Another precondition is that the output of all commands is in English. This mostly concerns names of months in directory listings (
ls -la). Because of this, WinSCP clears all user variables that govern command output after login. If command output also reflects some other server settings, it may be necessary to change this before WinSCP can be used.
The last necessary condition is the proper output of
ls -la command. Particularly standard number and ordering of the columns. If the default output does not satisfy WinSCP need, you can use Listing command option on the SCP/Shell tab in the Login dialog to modify it.
WinSCP will attempt detect support for
--full-time switch of the
ls command. If the detection causes you problems, you can disable it.
A number of restricted shell environments exist for supporting SFTP/SCP only accounts. These systems restrict the user to a small subset of commands needed to manipulate files while denying the ability to execute arbitrary commands. Some of these environments create incompatibilities with WinSCP, particularly if using SCP.
Most shells nowadays offer options to make the user experience better. Unfortunately many of these options make the shell incompatible with WinSCP.
This mainly affects the SCP protocol. An example is colorized output with the
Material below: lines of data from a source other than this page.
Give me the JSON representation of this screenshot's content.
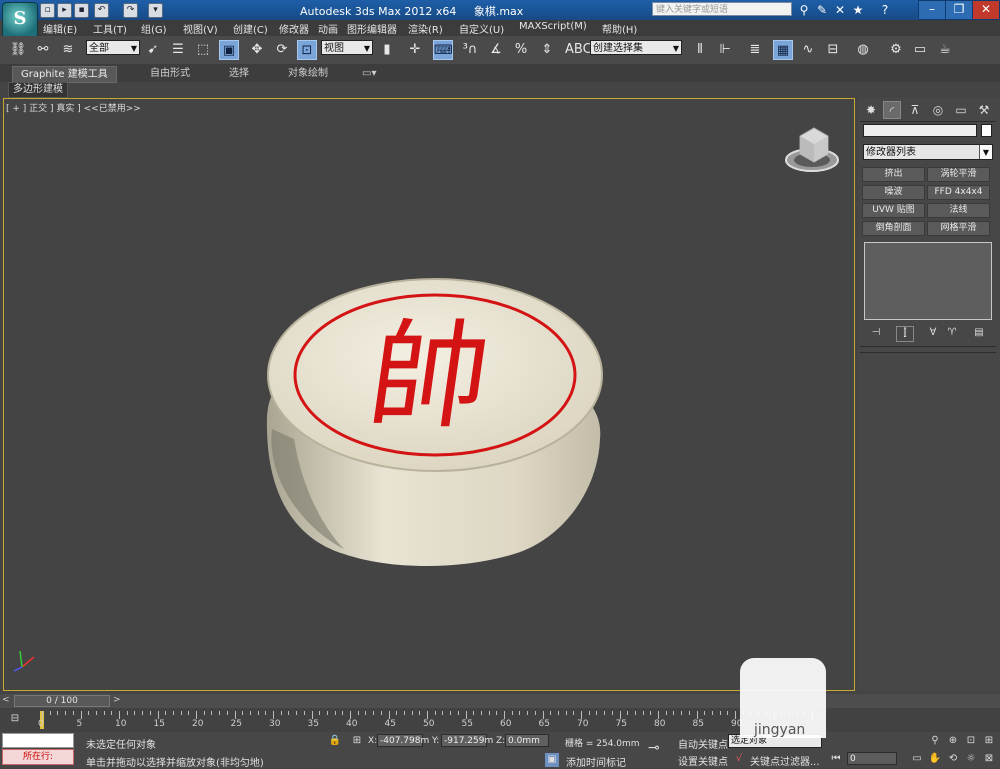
{
  "titlebar": {
    "app_title": "Autodesk 3ds Max  2012 x64",
    "file_name": "象棋.max",
    "search_placeholder": "键入关键字或短语",
    "logo_letter": "S",
    "buttons": [
      "minimize",
      "restore",
      "close"
    ]
  },
  "menubar": {
    "items": [
      "编辑(E)",
      "工具(T)",
      "组(G)",
      "视图(V)",
      "创建(C)",
      "修改器",
      "动画",
      "图形编辑器",
      "渲染(R)",
      "自定义(U)",
      "MAXScript(M)",
      "帮助(H)"
    ]
  },
  "toolbar": {
    "selection_filter": "全部",
    "ref_coord": "视图",
    "named_selection": "创建选择集"
  },
  "ribbon": {
    "tabs": [
      "Graphite 建模工具",
      "自由形式",
      "选择",
      "对象绘制"
    ],
    "subtab": "多边形建模"
  },
  "viewport": {
    "label": "[ + ] 正交 ] 真实 ] <<已禁用>>",
    "piece_character": "帥",
    "piece_color": "#e9e4d3",
    "piece_text_color": "#d41414"
  },
  "command_panel": {
    "modifier_list": "修改器列表",
    "modifier_buttons": [
      "挤出",
      "涡轮平滑",
      "噪波",
      "FFD 4x4x4",
      "UVW 贴图",
      "法线",
      "倒角剖面",
      "网格平滑"
    ]
  },
  "timeline": {
    "slider_label": "0 / 100",
    "ticks": [
      "0",
      "5",
      "10",
      "15",
      "20",
      "25",
      "30",
      "35",
      "40",
      "45",
      "50",
      "55",
      "60",
      "65",
      "70",
      "75",
      "80",
      "85",
      "90"
    ]
  },
  "statusbar": {
    "script_label": "所在行:",
    "selection_status": "未选定任何对象",
    "prompt": "单击并拖动以选择并缩放对象(非均匀地)",
    "x_label": "X:",
    "x_value": "-407.798m",
    "y_label": "Y:",
    "y_value": "-917.259m",
    "z_label": "Z:",
    "z_value": "0.0mm",
    "grid": "栅格 = 254.0mm",
    "add_time_tag": "添加时间标记",
    "auto_key": "自动关键点",
    "set_key": "设置关键点",
    "key_mode": "选定对象",
    "key_filters": "关键点过滤器...",
    "frame": "0"
  },
  "watermark": "jingyan"
}
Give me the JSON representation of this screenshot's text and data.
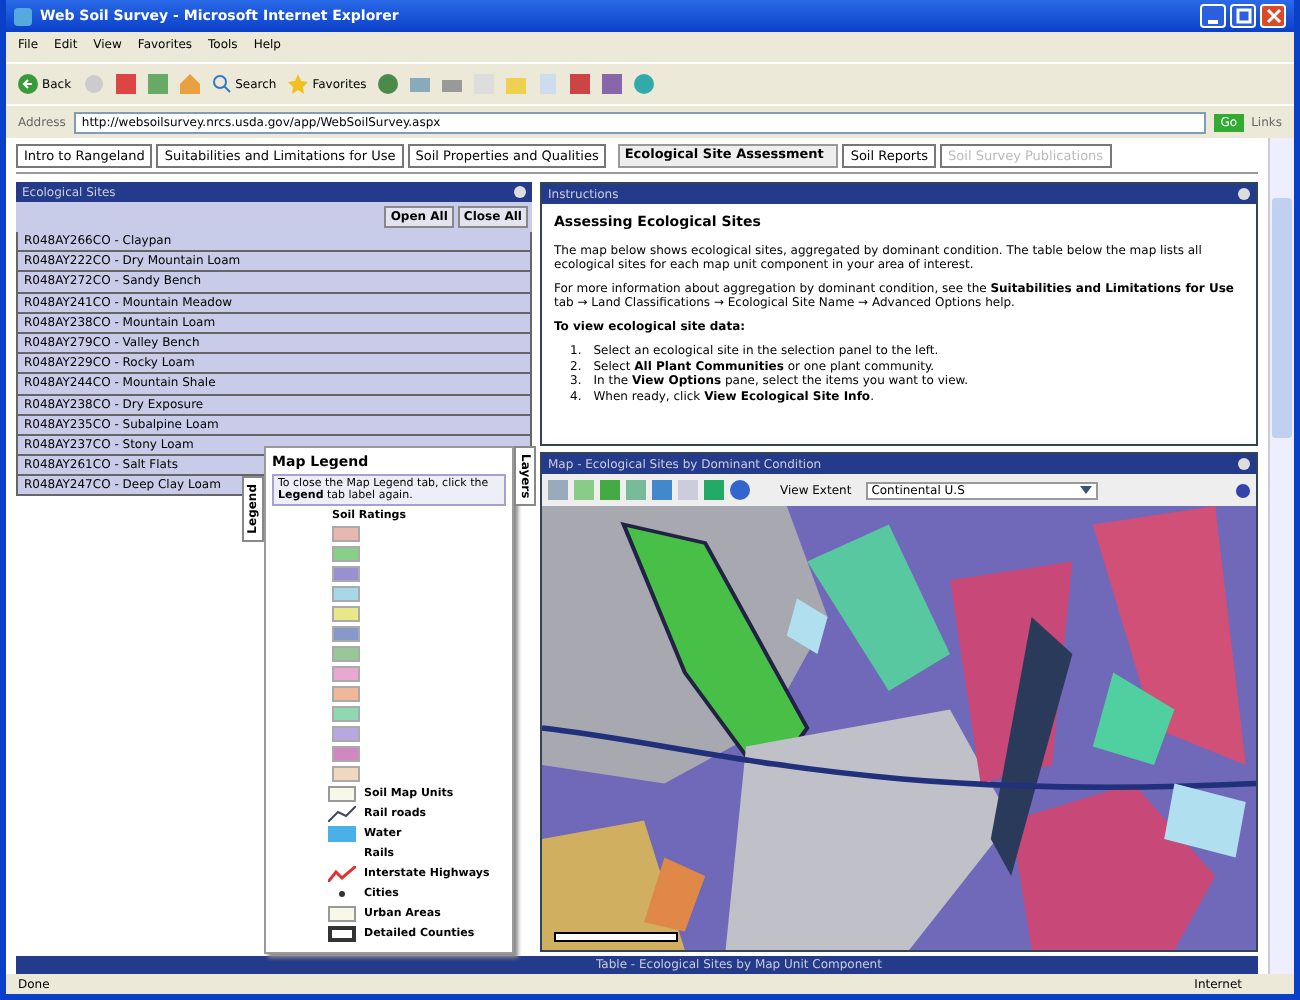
{
  "window": {
    "title": "Web Soil Survey - Microsoft Internet Explorer"
  },
  "menu": [
    "File",
    "Edit",
    "View",
    "Favorites",
    "Tools",
    "Help"
  ],
  "toolbar": {
    "back": "Back",
    "search": "Search",
    "favorites": "Favorites"
  },
  "address": {
    "label": "Address",
    "url": "http://websoilsurvey.nrcs.usda.gov/app/WebSoilSurvey.aspx",
    "go": "Go",
    "links": "Links"
  },
  "tabs": [
    {
      "label": "Intro to Rangeland",
      "selected": false,
      "disabled": false
    },
    {
      "label": "Suitabilities and Limitations for Use",
      "selected": false,
      "disabled": false
    },
    {
      "label": "Soil Properties and Qualities",
      "selected": false,
      "disabled": false
    },
    {
      "label": "Ecological Site Assessment",
      "selected": true,
      "disabled": false
    },
    {
      "label": "Soil Reports",
      "selected": false,
      "disabled": false
    },
    {
      "label": "Soil Survey Publications",
      "selected": false,
      "disabled": true
    }
  ],
  "sites_panel": {
    "title": "Ecological Sites",
    "open_all": "Open All",
    "close_all": "Close All",
    "items": [
      "R048AY266CO - Claypan",
      "R048AY222CO - Dry Mountain Loam",
      "R048AY272CO - Sandy Bench",
      "R048AY241CO - Mountain Meadow",
      "R048AY238CO - Mountain Loam",
      "R048AY279CO - Valley Bench",
      "R048AY229CO - Rocky Loam",
      "R048AY244CO - Mountain Shale",
      "R048AY238CO - Dry Exposure",
      "R048AY235CO - Subalpine Loam",
      "R048AY237CO - Stony Loam",
      "R048AY261CO - Salt Flats",
      "R048AY247CO - Deep Clay Loam"
    ]
  },
  "instructions": {
    "title": "Instructions",
    "heading": "Assessing Ecological Sites",
    "paragraphs": [
      "The map below shows ecological sites, aggregated by dominant condition. The table below the map lists all ecological sites for each map unit component in your area of interest.",
      "For more information about aggregation by dominant condition, see the **Suitabilities and Limitations for Use** tab → Land Classifications → Ecological Site Name → Advanced Options help."
    ],
    "subheading": "To view ecological site data:",
    "steps": [
      {
        "number": "1.",
        "text": "Select an ecological site in the selection panel to the left."
      },
      {
        "number": "2.",
        "text": "Select **All Plant Communities** or one plant community."
      },
      {
        "number": "3.",
        "text": "In the **View Options** pane, select the items you want to view."
      },
      {
        "number": "4.",
        "text": "When ready, click **View Ecological Site Info**."
      }
    ]
  },
  "map": {
    "title": "Map - Ecological Sites by Dominant Condition",
    "extent_label": "View Extent",
    "extent_value": "Continental U.S"
  },
  "legend": {
    "tab": "Legend",
    "layers_tab": "Layers",
    "title": "Map Legend",
    "note": "To close the Map Legend tab, click the **Legend** tab label again.",
    "ratings_title": "Soil Ratings",
    "swatches": [
      {
        "color": "#e8b8b0"
      },
      {
        "color": "#88d088"
      },
      {
        "color": "#9890d0"
      },
      {
        "color": "#a8d8e8"
      },
      {
        "color": "#e8e888"
      },
      {
        "color": "#8898c8"
      },
      {
        "color": "#98c898"
      },
      {
        "color": "#e8a8d0"
      },
      {
        "color": "#f0b898"
      },
      {
        "color": "#90d8b0"
      },
      {
        "color": "#b8a8e0"
      },
      {
        "color": "#d088c0"
      },
      {
        "color": "#f0d8c0"
      }
    ],
    "layers": [
      {
        "kind": "box",
        "label": "Soil Map Units"
      },
      {
        "kind": "line",
        "label": "Rail roads"
      },
      {
        "kind": "water",
        "label": "Water"
      },
      {
        "kind": "text",
        "label": "Rails"
      },
      {
        "kind": "highway",
        "label": "Interstate Highways"
      },
      {
        "kind": "dot",
        "label": "Cities"
      },
      {
        "kind": "box",
        "label": "Urban Areas"
      },
      {
        "kind": "thick",
        "label": "Detailed Counties"
      }
    ]
  },
  "table_bar": {
    "title": "Table - Ecological Sites by Map Unit Component"
  },
  "status_bar": {
    "status": "Done",
    "zone": "Internet"
  }
}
ls command that outputs ANSI color sequences to the command output which WinSCP is
unable to parse.
Also, the SFTP protocol can be affected. A typical example is where some message is printed from a start-up script. WinSCP (and any other SFTP client) will attempt to parse the message as an SFTP packet, which will obviously fail.
You should configure your start-up scripts to conform to non-interactive sessions (like WinSCP). Some shells call different profile/start-up scripts for interactive and non-interactive sessions. You can also use some environment variables, such as
TERM to distinguish interactive and non-interactive sessions.
WinSCP should run on any system running Windows 95 or later. WinSCP requires at most 10 MiB of free disk space.
WinSCP also runs on Linux platforms where Crossover 4.x or later is running. Crossover is the commercial development of the Wine project.